    As of this writing, Facebook doesn’t even have an option to report misleading advertisements.

    What is Facebook to do?

    Facebook’s strategy is vacuous, evanescent, lip service; a public relations exercise that makes no substantive attempt to address a serious problem.

    But the problem is not unassailable. The key to reducing inaccurate perceptions is to redesign technologies to encourage more accurate perception. Facebook can do this by developing a propaganda filter — something like a spam filter for lies.

    Facebook may object to becoming an “arbiter of truth”. But coming from a company that censors historic photos and comedians calling for social justice, this sounds disingenuous.

    Nonetheless, Facebook has a point. To avoid accusations of bias, it should not create the propaganda filter itself. It should simply fund researchers in artificial intelligence, software engineering, journalism and design to develop an open-source propaganda filter that anyone can use.

    Why should Facebook pay? Because it profits from spreading propaganda, that’s why.

    Sure, people will try to game the filter, but it will still work. Spam is frequently riddled with typos, grammatical errors and circumlocution not only because it’s often written by non-native English speakers but also because the weird writing is necessary to bypass spam filters.

    If the propaganda filter has a similar effect, weird writing will make the fake news that slips through more obvious. Better yet, an effective propaganda filter would actively encourage journalistic best practices such as citing primary sources.

    Developing a such a tool won’t be easy. It could take years and several million dollars to refine.

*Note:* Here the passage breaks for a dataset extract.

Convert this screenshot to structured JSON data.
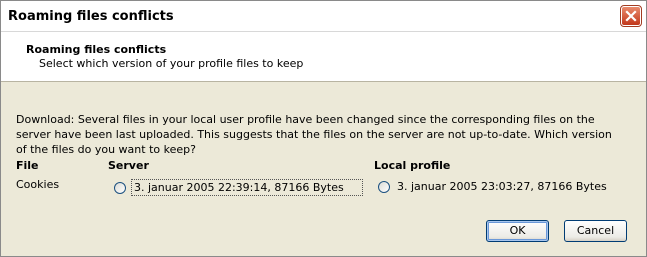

But Facebook made over US$8 billion last quarter, so Mark Zuckerberg can surely afford it.

    Paul Ralph, Senior Lecturer in Computer Science, University of Auckland